Coaching has become rather a nebulous term; it encompasses so many concepts, methodologies and philosophies. It has become a rather vague concept that is something to do with bettering ourselves or improving performance. It’s sometimes indistinguishable from healing, training, mentoring, and instruction.
This model lays out the 4 modes of coaching. Knowing these modes and which mode your client is working in, you can meet them where they are and are better placed to use the right techniques to move them, yourself and your practice forward.
When coaching first moved from sports to business, leadership and life coaching, its focus was on improving performance.
The 4 modes are:
Performance-based coaching is where coaching began. It started in sports where athletes had a coach to teach them how to improve their performance. This quickly moved to business and executive coaching, where managers and leaders sought out coaches to improve their performance. This level of coaching was largely an outside-in approach, which was based on answering the question:
What behaviours do I need to do to get the results that I want?
This level might also include the development of some skills in order to perform that behaviour better. For example, communication skills, time, management skills, setting, clear, goals, goal-stacking.
Coaching has come a long way since its early days. However, for many, this is still a main method of coaching, and it is still extremely prevalent in the coaching industry. For some, it’s considered the bedrock and baseline of coaching. Many coach trainings and certifications still focus largely on this approach. It is largely an outside-only approach. We go no deeper than behaviour and only touch on inner motivations and drivers.
The next level of coaching is Parts.
This level is based around separation. We start from the fundamental premise that there is me, and there is you, and we are separate. There’s me, there’s my team. There’s the chair, there’s me, sitting on the chair. Everything is separate.
We then apply this internally and we see how our inner parts relate to each other.
These might be parts, such as the roles we play in different areas of our lives. For example, we might be a manager but also a mother. We might be a coach and also an entrepreneur. Internally, there might also be different ego parts. If you’re uncomfortable with the word ego, you might call these inner parts or self-parts. For example, an inner child seeking approval, an unloved part, an inner critic, and an unhealed part, a part that seeks to win or succeed though high performance.
All these parts are separate from each other, they each have different desires, needs and frequently conflict with each other. This can create a sense of confusion, inner conflict, procrastination, and self-sabotage. You may also have traumatised parts which you unconsciously seek to protect.
The next level of coaching is Process.
This is where we go deep into our inner work.
Here we introduce processes, techniques and technologies that fundamentally improve us as humans. We use a range of self-improvement processes to make us better people.
This is where those parts that we have identified start to become reconciled and more integrated. We heal the parts, and we heal the divisions between the parts.
This is where those parts become whole, leading to greater wholeness and integration of the individual.
This is the realm of healing, clearing limiting beliefs, releasing trauma. Healing is the predominant word and focus for this process-based level. Here we go inside and improve ourselves so that we can create and achieve more on the outside.
When we move into process and the depths of process, we become much more whole.
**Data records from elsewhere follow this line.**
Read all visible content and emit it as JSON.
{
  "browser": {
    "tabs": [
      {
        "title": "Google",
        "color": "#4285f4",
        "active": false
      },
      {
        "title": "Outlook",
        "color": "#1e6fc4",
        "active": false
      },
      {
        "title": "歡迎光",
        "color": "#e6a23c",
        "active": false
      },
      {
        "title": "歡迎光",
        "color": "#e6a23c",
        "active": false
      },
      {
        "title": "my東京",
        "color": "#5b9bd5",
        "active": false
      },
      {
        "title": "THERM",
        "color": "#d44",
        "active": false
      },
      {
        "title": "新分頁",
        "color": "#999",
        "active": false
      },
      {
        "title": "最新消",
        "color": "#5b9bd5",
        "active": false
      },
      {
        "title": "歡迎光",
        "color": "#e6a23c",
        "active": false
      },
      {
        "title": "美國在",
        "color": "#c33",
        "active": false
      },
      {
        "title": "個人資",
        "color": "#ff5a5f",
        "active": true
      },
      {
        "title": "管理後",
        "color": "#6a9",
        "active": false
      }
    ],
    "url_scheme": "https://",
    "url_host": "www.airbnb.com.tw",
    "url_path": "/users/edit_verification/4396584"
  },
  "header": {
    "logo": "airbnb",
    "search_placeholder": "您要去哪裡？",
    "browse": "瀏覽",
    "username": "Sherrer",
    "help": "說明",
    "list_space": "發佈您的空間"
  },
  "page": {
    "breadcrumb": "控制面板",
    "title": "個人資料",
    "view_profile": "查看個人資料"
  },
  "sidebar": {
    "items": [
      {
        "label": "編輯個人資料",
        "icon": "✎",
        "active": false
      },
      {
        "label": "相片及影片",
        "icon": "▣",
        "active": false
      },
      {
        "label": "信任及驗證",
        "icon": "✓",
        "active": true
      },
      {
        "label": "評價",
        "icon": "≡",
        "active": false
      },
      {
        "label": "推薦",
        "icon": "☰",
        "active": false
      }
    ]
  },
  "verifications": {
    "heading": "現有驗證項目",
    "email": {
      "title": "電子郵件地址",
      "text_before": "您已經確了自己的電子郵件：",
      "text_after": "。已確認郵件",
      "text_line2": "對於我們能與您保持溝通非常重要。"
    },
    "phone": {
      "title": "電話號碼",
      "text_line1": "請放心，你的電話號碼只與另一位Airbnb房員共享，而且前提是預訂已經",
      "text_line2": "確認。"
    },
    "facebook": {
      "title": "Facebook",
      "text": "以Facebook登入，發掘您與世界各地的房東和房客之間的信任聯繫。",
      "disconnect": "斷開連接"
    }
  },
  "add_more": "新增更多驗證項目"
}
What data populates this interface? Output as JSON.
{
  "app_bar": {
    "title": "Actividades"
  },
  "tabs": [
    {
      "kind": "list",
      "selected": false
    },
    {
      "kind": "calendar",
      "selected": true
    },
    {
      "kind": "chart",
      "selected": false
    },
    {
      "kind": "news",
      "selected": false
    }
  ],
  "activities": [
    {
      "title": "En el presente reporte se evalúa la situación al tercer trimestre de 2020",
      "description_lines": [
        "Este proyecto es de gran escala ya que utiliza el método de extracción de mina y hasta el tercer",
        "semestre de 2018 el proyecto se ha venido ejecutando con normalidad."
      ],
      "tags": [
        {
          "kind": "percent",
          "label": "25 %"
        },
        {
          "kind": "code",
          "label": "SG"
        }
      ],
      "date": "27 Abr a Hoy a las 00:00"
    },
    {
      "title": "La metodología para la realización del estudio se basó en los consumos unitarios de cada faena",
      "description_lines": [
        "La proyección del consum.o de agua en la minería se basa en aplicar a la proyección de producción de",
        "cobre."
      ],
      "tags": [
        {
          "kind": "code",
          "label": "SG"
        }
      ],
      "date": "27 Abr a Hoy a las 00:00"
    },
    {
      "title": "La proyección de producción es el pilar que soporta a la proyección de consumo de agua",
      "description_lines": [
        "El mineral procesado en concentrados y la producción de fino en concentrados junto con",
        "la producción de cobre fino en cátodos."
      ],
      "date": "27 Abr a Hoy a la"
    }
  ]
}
We become more integrated. We find we are driven by a sense of purpose rather than lack.
As we move through this level, we realise that there was never anything wrong with us. This is where we begin to recognise that there is nothing missing and we are just us. It’s this that enables us to move to the next level.
The final level is presence.
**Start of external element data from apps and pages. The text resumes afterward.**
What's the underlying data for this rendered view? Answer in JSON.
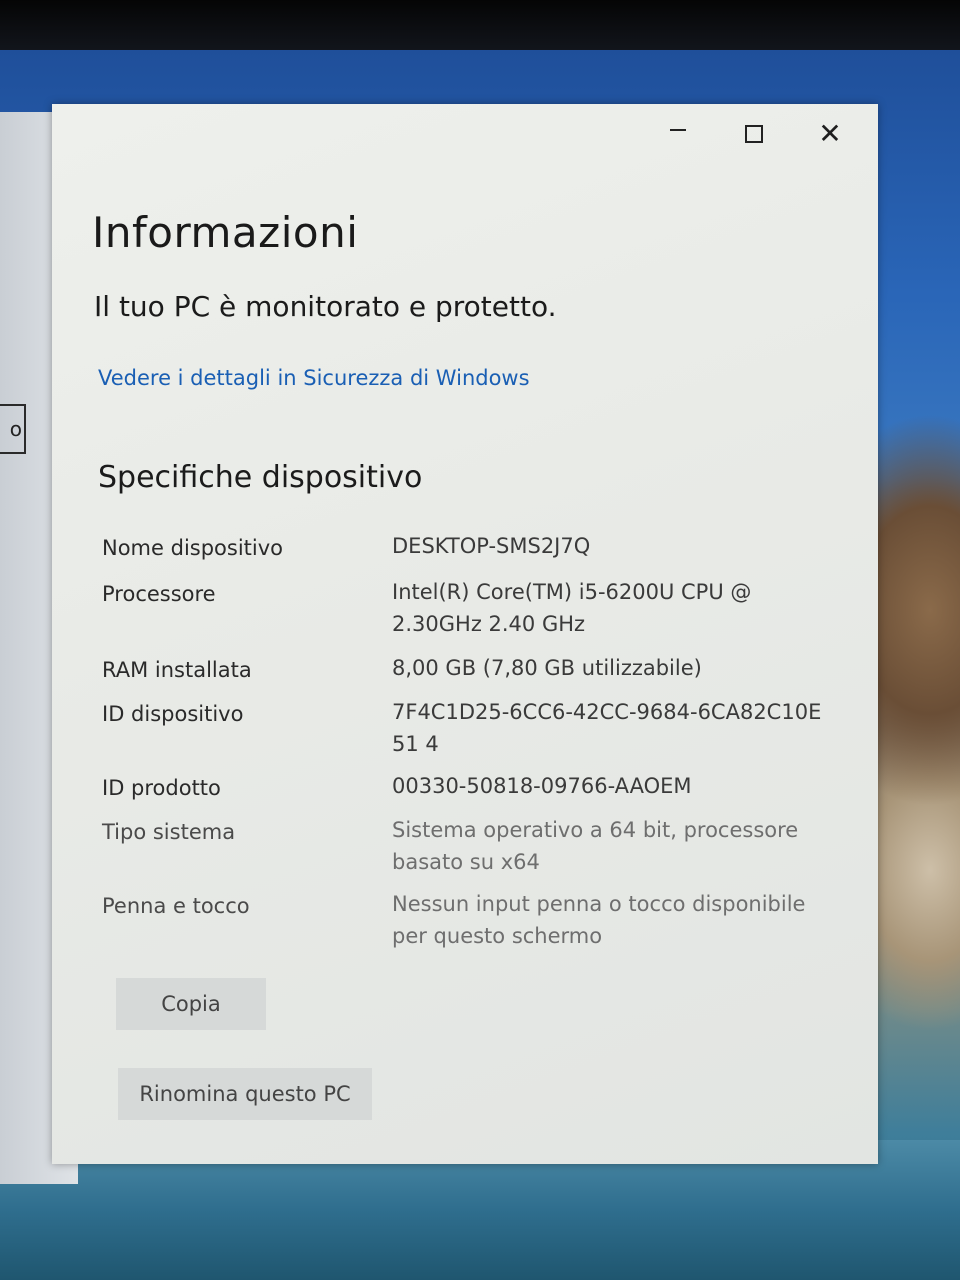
{
  "window": {
    "title": "Informazioni",
    "status": "Il tuo PC è monitorato e protetto.",
    "security_link": "Vedere i dettagli in Sicurezza di Windows",
    "section_title": "Specifiche dispositivo",
    "specs": [
      {
        "label": "Nome dispositivo",
        "value": "DESKTOP-SMS2J7Q"
      },
      {
        "label": "Processore",
        "value": "Intel(R) Core(TM) i5-6200U CPU @ 2.30GHz   2.40 GHz"
      },
      {
        "label": "RAM installata",
        "value": "8,00 GB (7,80 GB utilizzabile)"
      },
      {
        "label": "ID dispositivo",
        "value": "7F4C1D25-6CC6-42CC-9684-6CA82C10E51 4"
      },
      {
        "label": "ID prodotto",
        "value": "00330-50818-09766-AAOEM"
      },
      {
        "label": "Tipo sistema",
        "value": "Sistema operativo a 64 bit, processore basato su x64"
      },
      {
        "label": "Penna e tocco",
        "value": "Nessun input penna o tocco disponibile per questo schermo"
      }
    ],
    "buttons": {
      "copy": "Copia",
      "rename": "Rinomina questo PC"
    },
    "controls": {
      "minimize_icon": "minimize-icon",
      "maximize_icon": "maximize-icon",
      "close_icon": "close-icon"
    }
  },
  "background": {
    "back_window_fragment": "o"
  },
  "colors": {
    "link": "#1a5fb4",
    "window_bg": "#eef0ec",
    "button_bg": "#d6d9d8"
  }
}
This is where we transcend the self. The individual is whole and complete, and we now seek wholeness and unity with others.
This is where a true depth of connection and integration with everyone we know, everyone we meet, and humanity at large, becomes possible. We could even say it becomes inevitable.
True presence means there is no separation.
True presence means you have nothing to prove, and nothing to hide.
Yet you are more passionate and productive than ever before.
True Presence and Transcendence results in a sense of inner peace; not the kind of peace that comes from escaping a world that doesn’t work, but from embodying your true soul to create something wonderful.
You live from a place of joy and expansion, rather than need and lack.
This final level of coaching enables us to achieve this.
We could say that this level is what many religions attempt to do. However, it is impossible to impose presence and unity on another.
It is only possible to achieve it for ourselves from within.
And there lies the paradox. As a coach, how can you enable anyone else to achieve presence?
How can you market yourself as a presence-based coach without coming from the place of lack?
Well handling paradoxes is one of the essences of transcendence.
You recognise that everything is perfect, just as it is; just as an acorn is perfect, and an oak tree is perfect. The Acorn still seeks to grow into the oak.
A transcendence-based coach recognises that every individual is perfect and that they will still seek growth, because that is our nature.
This final stage is where we are at transcendence. A transcendent coach is one that facilitates unity, or non-duality. In all the joyful flavours that this can show up.
What’s the secret to becoming a transcendence-based coach?
Conscious emotional transformation, CET enables this easily and quickly.
- As a CET trained coach, you remove all sense of internal and external separation.
- As a CET trained coach, you are able to access a higher state of consciousness on demand and with ease.
- As a CET practitioner, you can install new strategies and behaviours so you and your client can get better results in less time.
- As a CET practitioner, you can turn emotions into your power source so they are no longer your baggage.
Dr Lisa Turner